┏━━

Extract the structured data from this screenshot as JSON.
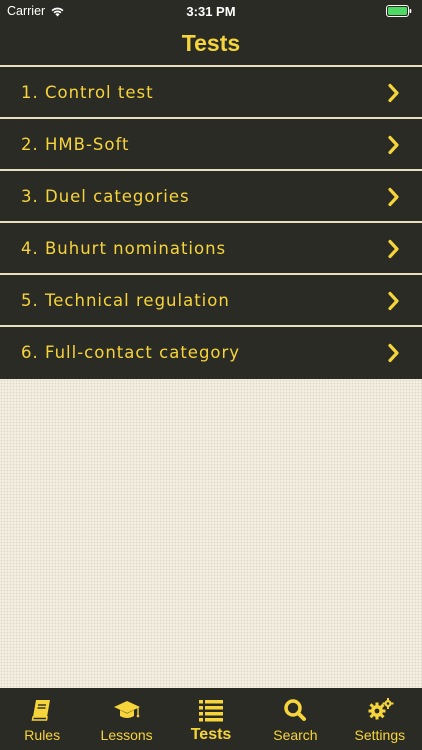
{
  "status_bar": {
    "carrier": "Carrier",
    "time": "3:31 PM"
  },
  "nav": {
    "title": "Tests"
  },
  "tests": [
    {
      "label": "1. Control test"
    },
    {
      "label": "2. HMB-Soft"
    },
    {
      "label": "3. Duel categories"
    },
    {
      "label": "4. Buhurt nominations"
    },
    {
      "label": "5. Technical regulation"
    },
    {
      "label": "6. Full-contact category"
    }
  ],
  "tab_bar": {
    "tabs": [
      {
        "label": "Rules",
        "icon": "book-icon"
      },
      {
        "label": "Lessons",
        "icon": "graduation-cap-icon"
      },
      {
        "label": "Tests",
        "icon": "list-icon",
        "active": true
      },
      {
        "label": "Search",
        "icon": "search-icon"
      },
      {
        "label": "Settings",
        "icon": "gears-icon"
      }
    ]
  },
  "colors": {
    "background": "#2b2b25",
    "accent": "#f6d43b",
    "divider": "#e9dfbd",
    "content": "#f1ebdc",
    "battery": "#4cd964"
  }
}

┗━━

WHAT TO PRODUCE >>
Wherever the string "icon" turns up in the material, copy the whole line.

EXERCISE RESPONSE >>
        "icon": "book-icon"
        "icon": "graduation-cap-icon"
        "icon": "list-icon",
        "icon": "search-icon"
        "icon": "gears-icon"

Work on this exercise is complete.